• [Directions for this task]:
Scan the material for the word "icon" and copy each line where it occurs.

START Information supplied

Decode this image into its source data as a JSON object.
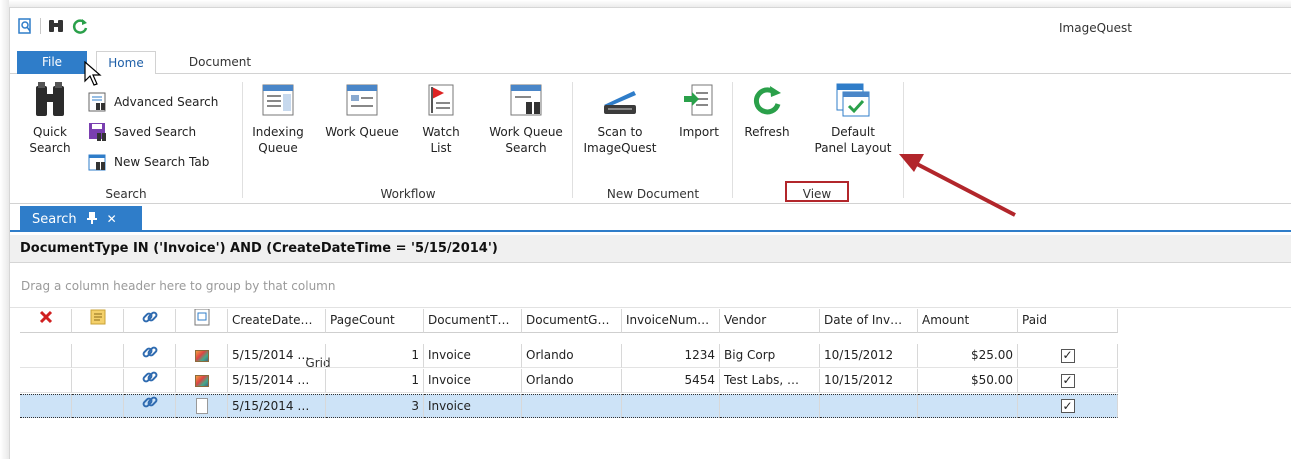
{
  "app": {
    "title": "ImageQuest"
  },
  "quick_access": [
    {
      "name": "app-menu-icon"
    },
    {
      "name": "binoculars-icon"
    },
    {
      "name": "refresh-icon"
    }
  ],
  "ribbon_tabs": {
    "file": "File",
    "home": "Home",
    "document": "Document",
    "grid": "Grid"
  },
  "ribbon": {
    "search_group": {
      "label": "Search",
      "quick_search": [
        "Quick",
        "Search"
      ],
      "advanced_search": "Advanced Search",
      "saved_search": "Saved Search",
      "new_search_tab": "New Search Tab"
    },
    "workflow_group": {
      "label": "Workflow",
      "indexing_queue": [
        "Indexing",
        "Queue"
      ],
      "work_queue": "Work Queue",
      "watch_list": [
        "Watch",
        "List"
      ],
      "work_queue_search": [
        "Work Queue",
        "Search"
      ]
    },
    "new_document_group": {
      "label": "New Document",
      "scan": [
        "Scan to",
        "ImageQuest"
      ],
      "import": "Import"
    },
    "view_group": {
      "label": "View",
      "refresh": "Refresh",
      "default_panel_layout": [
        "Default",
        "Panel Layout"
      ]
    }
  },
  "doc_tab": {
    "label": "Search",
    "pin": "⫫",
    "close": "✕"
  },
  "filter": {
    "text": "DocumentType IN ('Invoice') AND (CreateDateTime = '5/15/2014')"
  },
  "grid": {
    "group_hint": "Drag a column header here to group by that column",
    "headers": [
      "CreateDate…",
      "PageCount",
      "DocumentT…",
      "DocumentG…",
      "InvoiceNum…",
      "Vendor",
      "Date of Inv…",
      "Amount",
      "Paid"
    ],
    "rows": [
      {
        "create": "5/15/2014 …",
        "pages": "1",
        "type": "Invoice",
        "group": "Orlando",
        "invoice": "1234",
        "vendor": "Big Corp",
        "date": "10/15/2012",
        "amount": "$25.00",
        "paid": "✓"
      },
      {
        "create": "5/15/2014 …",
        "pages": "1",
        "type": "Invoice",
        "group": "Orlando",
        "invoice": "5454",
        "vendor": "Test Labs, …",
        "date": "10/15/2012",
        "amount": "$50.00",
        "paid": "✓"
      },
      {
        "create": "5/15/2014 …",
        "pages": "3",
        "type": "Invoice",
        "group": "",
        "invoice": "",
        "vendor": "",
        "date": "",
        "amount": "",
        "paid": "✓"
      }
    ]
  },
  "colors": {
    "accent": "#2f7dc9",
    "selected_row": "#cde3f7",
    "annotation": "#b2262b"
  }
}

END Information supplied

• [Exercise answer]:
      "name": "app-menu-icon"
      "name": "binoculars-icon"
      "name": "refresh-icon"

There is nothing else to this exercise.